But there are tons of new bloggers and small, medium, and even large businesses that think creating a blog means tons of sales.

There are a few things I want to go over:

  1. Blogging isn’t content marketing
  2. Content marketing doesn’t often result in direct sales
  3. Quality > Quantity


Blogging isn’t content marketing

Content marketing doesn’t mean just setting up a blog and writing posts. It’s about doing marketing for the business that just happens to be done through content. That can mean blogs, but also podcasts, webinars, infographics, videos, and more. If you’re no promoting your stuff, nobody is going to find it. You need to have an audience in mind who wants and needs your content because it fills a gap in that space.

If you’re in marketing stop writing “5 Ways to Increase Twitter Followers”. I bet I can find an article that goes way more in depth, so why would I bother reading yours?


Content Marketing doesn’t often result in direct sales

This is similar to social media. Companies love trying to find the ROI for marketing strategies and apply the same thinking to strategies that are not about direct ROI. Content marketing, like social media, is about relationships and resonating with your audience. You want to build trust, become an authority, provide valuable information to your audience. They probably aren’t going to buy from you after reading just one of your articles, but maybe they will after seeing a webinar, and reading your eBook, and seeing you guest post on another site.


Quality > Quantity

I’m sure I don’t need to repeat this. If you’re in content marketing, you know that quality trumps quantity every time. If you put out boring 300 word articles every day that are just rehashing common topics you’ll get no following. If you instead spent those 30 days creating two 2500 word articles, going in depth into a subject you haven’t seen done before, you’ll likely get at least a few readers. Promote it properly and you can gain new audience members who subscribe to get more.

Get out into your industry. Spend time researching what others are doing and what you can improve upon. See an article about cold emailing?Write one about the 4 awesome cold emails you received and explain exactly why they succeeded.

It’s all about the effort you put in. If you take the easy route (like so many half-baked content marketing strategies out there) you will end up with poor results. The easy route has been done, the easy topics have been written about to death. You have to put a new spin on a topic, go deep, or think of something brand new (or at least hasn’t been written about a whole lot).


Message to Small Businesses

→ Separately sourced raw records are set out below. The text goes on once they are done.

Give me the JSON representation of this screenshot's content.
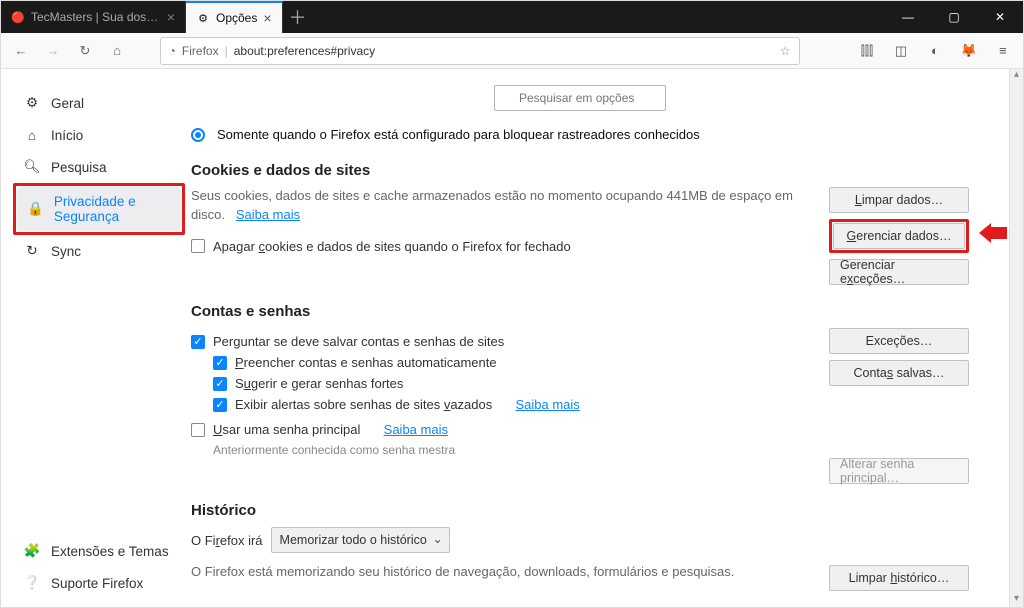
{
  "window": {
    "tabs": [
      {
        "title": "TecMasters | Sua dose diária de",
        "favicon": "🔴"
      },
      {
        "title": "Opções",
        "favicon": "⚙"
      }
    ],
    "controls": {
      "minimize": "—",
      "maximize": "▢",
      "close": "✕"
    },
    "newtab": "＋"
  },
  "toolbar": {
    "url_identity": "Firefox",
    "url_path": "about:preferences#privacy"
  },
  "search": {
    "placeholder": "Pesquisar em opções"
  },
  "sidebar": {
    "items": [
      {
        "label": "Geral"
      },
      {
        "label": "Início"
      },
      {
        "label": "Pesquisa"
      },
      {
        "label": "Privacidade e Segurança"
      },
      {
        "label": "Sync"
      }
    ],
    "footer": [
      {
        "label": "Extensões e Temas"
      },
      {
        "label": "Suporte Firefox"
      }
    ]
  },
  "main": {
    "radio_label": "Somente quando o Firefox está configurado para bloquear rastreadores conhecidos",
    "cookies": {
      "heading": "Cookies e dados de sites",
      "desc_line": "Seus cookies, dados de sites e cache armazenados estão no momento ocupando 441MB de espaço em disco.",
      "learn_more": "Saiba mais",
      "clear_btn": "Limpar dados…",
      "manage_btn": "Gerenciar dados…",
      "exceptions_btn": "Gerenciar exceções…",
      "delete_on_close": "Apagar cookies e dados de sites quando o Firefox for fechado"
    },
    "logins": {
      "heading": "Contas e senhas",
      "ask_save": "Perguntar se deve salvar contas e senhas de sites",
      "autofill": "Preencher contas e senhas automaticamente",
      "suggest": "Sugerir e gerar senhas fortes",
      "alerts": "Exibir alertas sobre senhas de sites vazados",
      "learn_more": "Saiba mais",
      "master_pw": "Usar uma senha principal",
      "master_learn": "Saiba mais",
      "master_note": "Anteriormente conhecida como senha mestra",
      "exc_btn": "Exceções…",
      "saved_btn": "Contas salvas…",
      "change_master": "Alterar senha principal…"
    },
    "history": {
      "heading": "Histórico",
      "prefix": "O Firefox irá",
      "select_value": "Memorizar todo o histórico",
      "desc": "O Firefox está memorizando seu histórico de navegação, downloads, formulários e pesquisas.",
      "clear_btn": "Limpar histórico…"
    }
  }
}
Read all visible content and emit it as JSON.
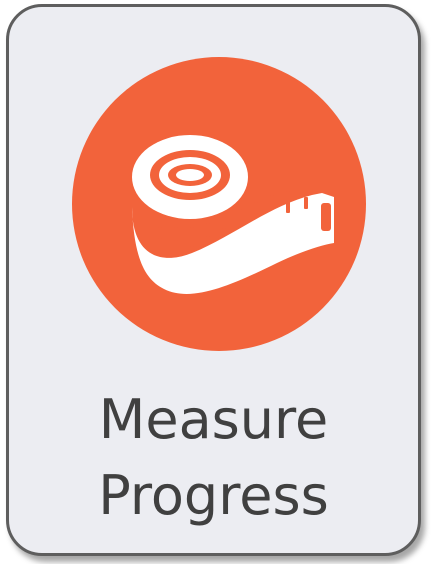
{
  "tile": {
    "icon": "measuring-tape-icon",
    "title_line1": "Measure",
    "title_line2": "Progress"
  },
  "colors": {
    "tile_background": "#ecedf2",
    "tile_border": "#5e5e5e",
    "icon_circle": "#f2633b",
    "icon_glyph": "#ffffff",
    "text": "#404040"
  }
}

If you are hiring a marketing agency, ask what their content marketing strategy looks like for you. If they are writing based on SEO keywords, take time to look at those keywords because some are strange and will make your article sound like it was written for SEO purposes. An article written around the keyword “HVAC Florida” is going to result in a terrible article.

Make sure they are writing unique, useful articles. There are some agencies out there that outsource this work or have their interns do it because they don’t value it. Content marketing to them is not something they can really sell small businesses on because it doesn’t provide that juicy ROI we love to see.

But if you’re a smart business owner (you’re reading this blog so I know you are), you will have them explain the content marketing strategy they’ve created for you and their promotion efforts. If they just post to social media, that’s no good. They need to be guest blogging, reaching out to sites they mention in the article to have them share it.

They need to be writing long, detailed blogs. Don’t let them charge you for three 300 word articles because it’s likely junk. Make them do a 1000 word article instead. A 300 word articles is easy to write and takes about 20 minutes, and anyone can do it. It takes a good writer and researcher to plan out and create a 1000+ word article that involves images, sources, quotes.

Make them work for the money you’re paying them!

That is all 🙂

PS. My agency rant is because I’ve seen how they work from the inside. It’s not how I want to see content marketing done and I want to make sure small businesses aren’t getting taken advantage of.